In my late twenties I began working in the field of substance abuse, basically as a mental health technician at an adolescent rehabilitation center (for those uninitiated in this terminology, that’s simply a glorified babysitter. I would make sure they brushed their teeth, went to the required activities, went, and stayed in bed). I would talk to them when they had a crisis, and this was the beginning of my counseling career. One of my predominant feelings during the first two years I held this job was how disrespectful the adolescents were to me. I don’t mean that they were constantly disrespectful, but there were periods where the disrespect was readily apparent. It seemed to most often occur when I needed something to be done, and the individual refused to do it. It was my expectation that because I was in a position of authority the request or demand would simply be done. Instead, I was met with disrespectful words and refusal.
As part of my supervision I would discuss this, and eventually my supervisor suggested that my demand for respect was probably an unrealistic expectation and that I should likely stop demanding it. He also challenged me as to what my desire for respect might be about.
In response to this I worked on not expecting respect. As I studied Eastern philosophy the tenet of humility was cultivated.
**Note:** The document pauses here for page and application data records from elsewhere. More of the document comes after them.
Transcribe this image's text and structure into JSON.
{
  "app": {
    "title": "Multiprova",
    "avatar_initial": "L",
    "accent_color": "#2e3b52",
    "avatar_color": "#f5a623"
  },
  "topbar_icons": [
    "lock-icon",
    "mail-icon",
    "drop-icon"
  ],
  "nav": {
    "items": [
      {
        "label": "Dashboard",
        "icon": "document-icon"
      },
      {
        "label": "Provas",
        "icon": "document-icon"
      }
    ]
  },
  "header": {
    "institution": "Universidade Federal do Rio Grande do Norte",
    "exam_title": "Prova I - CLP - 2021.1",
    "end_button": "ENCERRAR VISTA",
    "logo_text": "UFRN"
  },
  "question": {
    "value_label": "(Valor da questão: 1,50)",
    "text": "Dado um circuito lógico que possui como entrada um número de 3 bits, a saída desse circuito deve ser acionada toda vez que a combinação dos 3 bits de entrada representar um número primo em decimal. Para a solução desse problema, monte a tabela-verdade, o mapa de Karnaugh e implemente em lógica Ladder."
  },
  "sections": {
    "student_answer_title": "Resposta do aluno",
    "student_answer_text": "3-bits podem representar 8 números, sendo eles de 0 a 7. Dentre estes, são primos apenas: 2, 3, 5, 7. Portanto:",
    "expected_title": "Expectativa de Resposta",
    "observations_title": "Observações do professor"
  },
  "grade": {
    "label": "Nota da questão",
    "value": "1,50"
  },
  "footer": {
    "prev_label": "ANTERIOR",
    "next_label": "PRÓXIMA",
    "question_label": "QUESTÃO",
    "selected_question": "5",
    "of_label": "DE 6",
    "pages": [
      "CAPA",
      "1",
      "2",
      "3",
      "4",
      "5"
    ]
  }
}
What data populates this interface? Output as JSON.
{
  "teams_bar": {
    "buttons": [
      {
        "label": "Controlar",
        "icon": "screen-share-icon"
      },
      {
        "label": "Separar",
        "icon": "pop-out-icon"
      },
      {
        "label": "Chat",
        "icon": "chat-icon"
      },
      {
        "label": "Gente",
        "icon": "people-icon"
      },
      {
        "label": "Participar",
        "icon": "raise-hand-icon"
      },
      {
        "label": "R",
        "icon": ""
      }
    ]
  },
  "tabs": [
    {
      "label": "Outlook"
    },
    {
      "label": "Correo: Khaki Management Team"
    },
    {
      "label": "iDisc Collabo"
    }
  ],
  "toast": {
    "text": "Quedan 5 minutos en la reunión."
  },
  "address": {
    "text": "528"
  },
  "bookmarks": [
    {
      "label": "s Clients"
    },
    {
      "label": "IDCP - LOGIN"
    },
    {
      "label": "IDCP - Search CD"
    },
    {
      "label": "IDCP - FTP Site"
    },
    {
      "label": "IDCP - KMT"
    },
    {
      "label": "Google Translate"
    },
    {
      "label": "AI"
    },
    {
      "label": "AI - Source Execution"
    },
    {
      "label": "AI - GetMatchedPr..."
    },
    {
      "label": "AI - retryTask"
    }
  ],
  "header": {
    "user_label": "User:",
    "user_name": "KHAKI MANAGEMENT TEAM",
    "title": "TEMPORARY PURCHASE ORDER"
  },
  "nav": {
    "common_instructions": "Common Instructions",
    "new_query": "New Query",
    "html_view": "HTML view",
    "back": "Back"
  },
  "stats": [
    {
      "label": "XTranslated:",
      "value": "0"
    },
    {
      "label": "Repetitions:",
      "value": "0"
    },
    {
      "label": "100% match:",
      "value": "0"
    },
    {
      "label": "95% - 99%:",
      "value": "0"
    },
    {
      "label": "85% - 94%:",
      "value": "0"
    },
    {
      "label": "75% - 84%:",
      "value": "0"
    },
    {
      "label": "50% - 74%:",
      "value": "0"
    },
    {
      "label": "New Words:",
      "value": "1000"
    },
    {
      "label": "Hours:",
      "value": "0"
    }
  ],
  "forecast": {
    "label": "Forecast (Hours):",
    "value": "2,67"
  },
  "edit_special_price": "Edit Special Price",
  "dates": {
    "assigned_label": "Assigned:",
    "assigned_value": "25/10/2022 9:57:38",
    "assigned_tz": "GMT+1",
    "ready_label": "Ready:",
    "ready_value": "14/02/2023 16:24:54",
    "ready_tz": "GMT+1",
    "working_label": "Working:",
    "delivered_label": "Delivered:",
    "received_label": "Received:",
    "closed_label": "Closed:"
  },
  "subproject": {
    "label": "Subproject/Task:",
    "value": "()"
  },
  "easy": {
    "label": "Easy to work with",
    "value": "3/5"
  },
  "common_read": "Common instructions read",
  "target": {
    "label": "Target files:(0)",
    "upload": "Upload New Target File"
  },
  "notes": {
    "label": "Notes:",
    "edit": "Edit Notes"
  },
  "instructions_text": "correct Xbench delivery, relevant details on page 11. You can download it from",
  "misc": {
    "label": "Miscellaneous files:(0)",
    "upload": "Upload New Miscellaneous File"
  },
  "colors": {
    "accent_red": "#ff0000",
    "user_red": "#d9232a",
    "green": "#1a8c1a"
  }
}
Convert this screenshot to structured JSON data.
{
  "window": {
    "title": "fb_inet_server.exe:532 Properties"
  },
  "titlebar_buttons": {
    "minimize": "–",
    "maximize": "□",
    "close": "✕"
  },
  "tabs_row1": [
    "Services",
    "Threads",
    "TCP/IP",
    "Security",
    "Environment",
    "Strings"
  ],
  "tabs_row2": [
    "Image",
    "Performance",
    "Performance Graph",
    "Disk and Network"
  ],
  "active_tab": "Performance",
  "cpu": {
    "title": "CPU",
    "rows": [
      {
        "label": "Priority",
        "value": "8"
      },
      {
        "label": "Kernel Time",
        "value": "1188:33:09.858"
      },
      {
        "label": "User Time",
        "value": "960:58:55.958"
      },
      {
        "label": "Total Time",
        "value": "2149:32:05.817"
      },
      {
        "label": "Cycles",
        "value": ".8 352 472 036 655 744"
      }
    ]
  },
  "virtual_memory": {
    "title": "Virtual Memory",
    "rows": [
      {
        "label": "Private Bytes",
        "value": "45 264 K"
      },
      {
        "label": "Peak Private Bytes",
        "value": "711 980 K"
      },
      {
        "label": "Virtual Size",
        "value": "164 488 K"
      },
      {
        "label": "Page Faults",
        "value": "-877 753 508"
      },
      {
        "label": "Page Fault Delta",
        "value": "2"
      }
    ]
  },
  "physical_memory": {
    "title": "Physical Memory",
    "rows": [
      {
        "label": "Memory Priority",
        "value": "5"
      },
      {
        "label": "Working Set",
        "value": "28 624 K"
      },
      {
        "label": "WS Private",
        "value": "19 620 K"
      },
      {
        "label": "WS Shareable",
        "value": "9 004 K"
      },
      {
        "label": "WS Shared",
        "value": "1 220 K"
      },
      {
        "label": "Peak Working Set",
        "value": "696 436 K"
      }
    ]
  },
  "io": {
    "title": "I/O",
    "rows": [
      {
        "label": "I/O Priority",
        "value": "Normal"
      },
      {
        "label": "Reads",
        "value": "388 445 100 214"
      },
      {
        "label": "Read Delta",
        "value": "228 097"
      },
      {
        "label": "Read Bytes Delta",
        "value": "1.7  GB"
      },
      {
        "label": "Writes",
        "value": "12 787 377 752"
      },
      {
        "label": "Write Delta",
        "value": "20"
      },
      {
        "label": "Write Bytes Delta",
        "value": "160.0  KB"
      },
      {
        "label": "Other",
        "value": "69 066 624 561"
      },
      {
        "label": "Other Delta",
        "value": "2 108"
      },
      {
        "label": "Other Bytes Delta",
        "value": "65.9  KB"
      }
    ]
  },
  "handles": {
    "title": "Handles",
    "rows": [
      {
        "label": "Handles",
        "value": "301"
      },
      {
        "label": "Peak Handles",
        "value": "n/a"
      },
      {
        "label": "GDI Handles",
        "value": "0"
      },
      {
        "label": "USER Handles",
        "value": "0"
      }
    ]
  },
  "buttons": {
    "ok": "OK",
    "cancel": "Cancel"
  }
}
Although no one really describes me as humble, I do try my best not to take myself too seriously, and, and yes this sounds contradictory, I pride myself on not demanding respect. (Pride stands in a somewhat oppositional position to humility). But lately I’m beginning to wonder what is going on.
Recently I had a serious and relationship damaging disagreement with a family member. The central tenet to the disagreement was an issue of respect, at least for me. I can say with certainty neither of us liked the way the other spoke to them. Recently I have been challenged three times in as many days about grades I provided on a paper. The most recent was in response to my comment “Way too many commas, especially in the last two paragraphs.” It started with the line, and I quote, “The commas are part of writing.” Now perhaps I’m being sensitive, but this sounds a bit condescending. It may be important to note this was in response to a grade of 93.
Recently a client who was attending his last session told me the next generation (for he and I that is those in their early twenties) has less morals as a consequence of reality TV. He encouraged me to do research and write a book about this phenomenon. He discussed briefly how “The Bachelor” and “Survivor” reward contestants for manipulating, lying, cheating, and/or backstabbing. In an article from about a year ago I discussed the phenomenon of cheating and asked my readers for their beliefs about contributors. I also pointed to politicians and how many making big money lie until cornered, then admit the truth. Perhaps my client has a point, and reality television is corroding the values of young adults. Perhaps there is a correlation between this decrease in morals / traditional values and the recent feeling of disrespect I experienced. Or, perhaps even more likely and as I suggested in the title, I’m just getting old. I recently read this quote that I would like to conclude with: “Children nowadays are tyrants. They contradict their parents, gobble their food, and tyrannize their teachers.” – Socrates, 425 B.C